─── THE DATA ───

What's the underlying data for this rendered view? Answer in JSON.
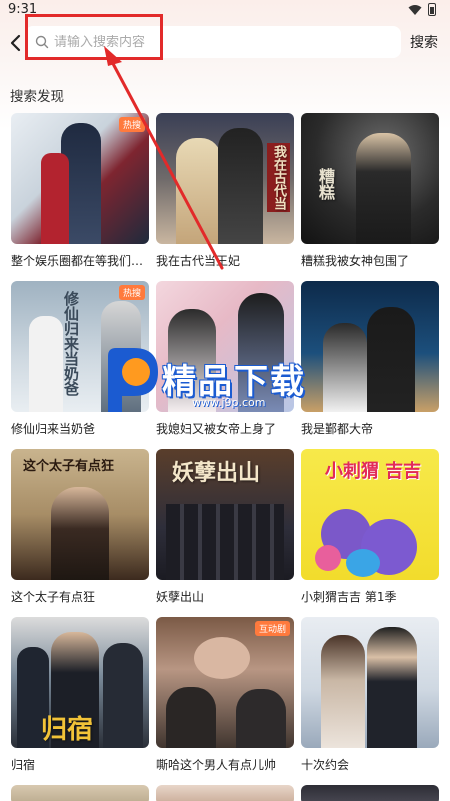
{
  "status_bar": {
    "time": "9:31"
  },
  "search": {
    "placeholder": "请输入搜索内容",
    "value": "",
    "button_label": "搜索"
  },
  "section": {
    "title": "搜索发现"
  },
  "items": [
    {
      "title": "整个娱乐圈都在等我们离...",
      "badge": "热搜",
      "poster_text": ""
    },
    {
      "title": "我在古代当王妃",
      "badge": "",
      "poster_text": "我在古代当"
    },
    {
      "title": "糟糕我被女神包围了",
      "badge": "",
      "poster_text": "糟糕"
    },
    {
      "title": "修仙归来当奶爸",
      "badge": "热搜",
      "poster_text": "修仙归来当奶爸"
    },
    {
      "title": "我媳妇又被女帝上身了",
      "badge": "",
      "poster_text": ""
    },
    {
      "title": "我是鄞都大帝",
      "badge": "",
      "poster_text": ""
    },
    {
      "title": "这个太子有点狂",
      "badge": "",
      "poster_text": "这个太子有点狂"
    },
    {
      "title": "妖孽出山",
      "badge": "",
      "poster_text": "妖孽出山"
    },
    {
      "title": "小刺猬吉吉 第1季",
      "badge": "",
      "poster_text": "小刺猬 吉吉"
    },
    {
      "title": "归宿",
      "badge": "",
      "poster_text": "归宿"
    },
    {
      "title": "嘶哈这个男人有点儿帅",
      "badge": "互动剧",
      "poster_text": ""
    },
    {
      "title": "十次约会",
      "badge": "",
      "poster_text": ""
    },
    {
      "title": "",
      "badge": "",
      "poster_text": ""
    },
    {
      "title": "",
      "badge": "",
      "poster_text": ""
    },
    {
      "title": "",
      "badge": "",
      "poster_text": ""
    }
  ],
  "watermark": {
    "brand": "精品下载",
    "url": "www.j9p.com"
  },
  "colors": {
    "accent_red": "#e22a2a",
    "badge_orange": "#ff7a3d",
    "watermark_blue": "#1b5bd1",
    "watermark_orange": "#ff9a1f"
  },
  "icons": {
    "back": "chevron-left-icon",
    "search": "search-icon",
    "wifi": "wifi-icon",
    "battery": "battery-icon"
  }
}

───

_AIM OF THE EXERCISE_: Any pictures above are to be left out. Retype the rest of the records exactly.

_SOLUTION TO THE EXERCISE_:
What's the underlying data for this rendered view? Answer in JSON.
{
  "status_bar": {
    "time": "9:31"
  },
  "search": {
    "placeholder": "请输入搜索内容",
    "value": "",
    "button_label": "搜索"
  },
  "section": {
    "title": "搜索发现"
  },
  "items": [
    {
      "title": "整个娱乐圈都在等我们离...",
      "badge": "热搜",
      "poster_text": ""
    },
    {
      "title": "我在古代当王妃",
      "badge": "",
      "poster_text": "我在古代当"
    },
    {
      "title": "糟糕我被女神包围了",
      "badge": "",
      "poster_text": "糟糕"
    },
    {
      "title": "修仙归来当奶爸",
      "badge": "热搜",
      "poster_text": "修仙归来当奶爸"
    },
    {
      "title": "我媳妇又被女帝上身了",
      "badge": "",
      "poster_text": ""
    },
    {
      "title": "我是鄞都大帝",
      "badge": "",
      "poster_text": ""
    },
    {
      "title": "这个太子有点狂",
      "badge": "",
      "poster_text": "这个太子有点狂"
    },
    {
      "title": "妖孽出山",
      "badge": "",
      "poster_text": "妖孽出山"
    },
    {
      "title": "小刺猬吉吉 第1季",
      "badge": "",
      "poster_text": "小刺猬 吉吉"
    },
    {
      "title": "归宿",
      "badge": "",
      "poster_text": "归宿"
    },
    {
      "title": "嘶哈这个男人有点儿帅",
      "badge": "互动剧",
      "poster_text": ""
    },
    {
      "title": "十次约会",
      "badge": "",
      "poster_text": ""
    },
    {
      "title": "",
      "badge": "",
      "poster_text": ""
    },
    {
      "title": "",
      "badge": "",
      "poster_text": ""
    },
    {
      "title": "",
      "badge": "",
      "poster_text": ""
    }
  ],
  "watermark": {
    "brand": "精品下载",
    "url": "www.j9p.com"
  },
  "colors": {
    "accent_red": "#e22a2a",
    "badge_orange": "#ff7a3d",
    "watermark_blue": "#1b5bd1",
    "watermark_orange": "#ff9a1f"
  },
  "icons": {
    "back": "chevron-left-icon",
    "search": "search-icon",
    "wifi": "wifi-icon",
    "battery": "battery-icon"
  }
}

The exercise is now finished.